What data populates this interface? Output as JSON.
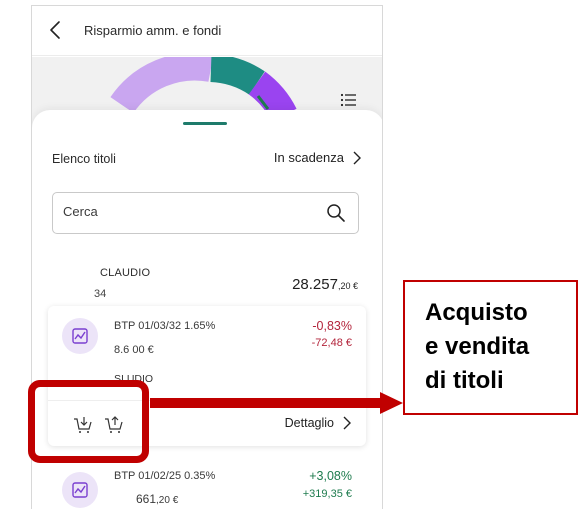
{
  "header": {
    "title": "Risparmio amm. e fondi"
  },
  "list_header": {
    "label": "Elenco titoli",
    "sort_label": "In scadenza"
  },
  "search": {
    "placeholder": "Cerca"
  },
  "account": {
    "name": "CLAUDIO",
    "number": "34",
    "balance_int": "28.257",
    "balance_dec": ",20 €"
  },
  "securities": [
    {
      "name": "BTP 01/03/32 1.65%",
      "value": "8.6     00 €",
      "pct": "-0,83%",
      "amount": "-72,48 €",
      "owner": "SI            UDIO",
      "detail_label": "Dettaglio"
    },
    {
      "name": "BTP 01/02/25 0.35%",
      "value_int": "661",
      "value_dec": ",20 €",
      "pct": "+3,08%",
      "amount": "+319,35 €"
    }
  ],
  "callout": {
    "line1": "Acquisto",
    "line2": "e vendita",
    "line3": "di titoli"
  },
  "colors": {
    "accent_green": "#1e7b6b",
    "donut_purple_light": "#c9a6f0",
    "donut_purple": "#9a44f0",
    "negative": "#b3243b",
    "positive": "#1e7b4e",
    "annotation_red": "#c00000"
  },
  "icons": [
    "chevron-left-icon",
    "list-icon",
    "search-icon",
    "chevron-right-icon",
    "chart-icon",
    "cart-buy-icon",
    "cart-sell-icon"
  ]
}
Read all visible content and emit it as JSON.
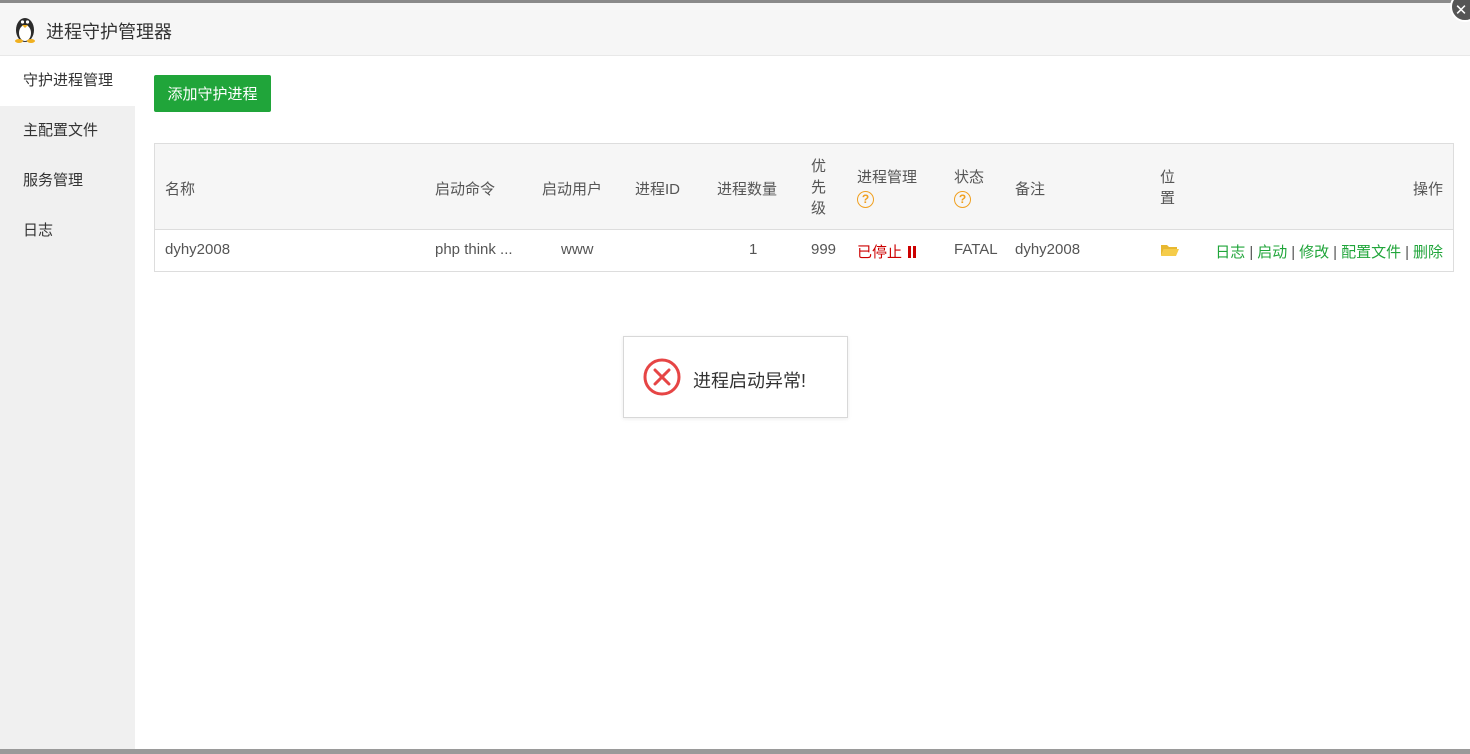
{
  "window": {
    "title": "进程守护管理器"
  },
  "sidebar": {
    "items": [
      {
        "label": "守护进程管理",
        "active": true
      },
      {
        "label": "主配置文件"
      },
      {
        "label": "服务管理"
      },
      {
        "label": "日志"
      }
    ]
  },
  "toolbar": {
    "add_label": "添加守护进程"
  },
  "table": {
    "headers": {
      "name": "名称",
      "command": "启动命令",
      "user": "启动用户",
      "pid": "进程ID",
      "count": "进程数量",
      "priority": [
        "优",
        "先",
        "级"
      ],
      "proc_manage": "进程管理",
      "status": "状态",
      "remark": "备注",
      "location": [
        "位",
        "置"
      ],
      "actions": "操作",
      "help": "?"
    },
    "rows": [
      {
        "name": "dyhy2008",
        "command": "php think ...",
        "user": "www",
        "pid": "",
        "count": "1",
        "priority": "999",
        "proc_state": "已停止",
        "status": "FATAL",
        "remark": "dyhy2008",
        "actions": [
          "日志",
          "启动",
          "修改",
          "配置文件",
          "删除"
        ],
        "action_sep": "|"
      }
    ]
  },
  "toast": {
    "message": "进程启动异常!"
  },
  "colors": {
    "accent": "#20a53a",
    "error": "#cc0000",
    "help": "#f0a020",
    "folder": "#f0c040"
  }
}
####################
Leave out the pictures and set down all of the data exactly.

What data populates this interface? Output as JSON.
{
  "header": {
    "title": "Risparmio amm. e fondi"
  },
  "list_header": {
    "label": "Elenco titoli",
    "sort_label": "In scadenza"
  },
  "search": {
    "placeholder": "Cerca"
  },
  "account": {
    "name": "CLAUDIO",
    "number": "34",
    "balance_int": "28.257",
    "balance_dec": ",20 €"
  },
  "securities": [
    {
      "name": "BTP 01/03/32 1.65%",
      "value": "8.6     00 €",
      "pct": "-0,83%",
      "amount": "-72,48 €",
      "owner": "SI            UDIO",
      "detail_label": "Dettaglio"
    },
    {
      "name": "BTP 01/02/25 0.35%",
      "value_int": "661",
      "value_dec": ",20 €",
      "pct": "+3,08%",
      "amount": "+319,35 €"
    }
  ],
  "callout": {
    "line1": "Acquisto",
    "line2": "e vendita",
    "line3": "di titoli"
  },
  "colors": {
    "accent_green": "#1e7b6b",
    "donut_purple_light": "#c9a6f0",
    "donut_purple": "#9a44f0",
    "negative": "#b3243b",
    "positive": "#1e7b4e",
    "annotation_red": "#c00000"
  },
  "icons": [
    "chevron-left-icon",
    "list-icon",
    "search-icon",
    "chevron-right-icon",
    "chart-icon",
    "cart-buy-icon",
    "cart-sell-icon"
  ]
}
Read all visible content and emit it as JSON.
{
  "window": {
    "title": "进程守护管理器"
  },
  "sidebar": {
    "items": [
      {
        "label": "守护进程管理",
        "active": true
      },
      {
        "label": "主配置文件"
      },
      {
        "label": "服务管理"
      },
      {
        "label": "日志"
      }
    ]
  },
  "toolbar": {
    "add_label": "添加守护进程"
  },
  "table": {
    "headers": {
      "name": "名称",
      "command": "启动命令",
      "user": "启动用户",
      "pid": "进程ID",
      "count": "进程数量",
      "priority": [
        "优",
        "先",
        "级"
      ],
      "proc_manage": "进程管理",
      "status": "状态",
      "remark": "备注",
      "location": [
        "位",
        "置"
      ],
      "actions": "操作",
      "help": "?"
    },
    "rows": [
      {
        "name": "dyhy2008",
        "command": "php think ...",
        "user": "www",
        "pid": "",
        "count": "1",
        "priority": "999",
        "proc_state": "已停止",
        "status": "FATAL",
        "remark": "dyhy2008",
        "actions": [
          "日志",
          "启动",
          "修改",
          "配置文件",
          "删除"
        ],
        "action_sep": "|"
      }
    ]
  },
  "toast": {
    "message": "进程启动异常!"
  },
  "colors": {
    "accent": "#20a53a",
    "error": "#cc0000",
    "help": "#f0a020",
    "folder": "#f0c040"
  }
}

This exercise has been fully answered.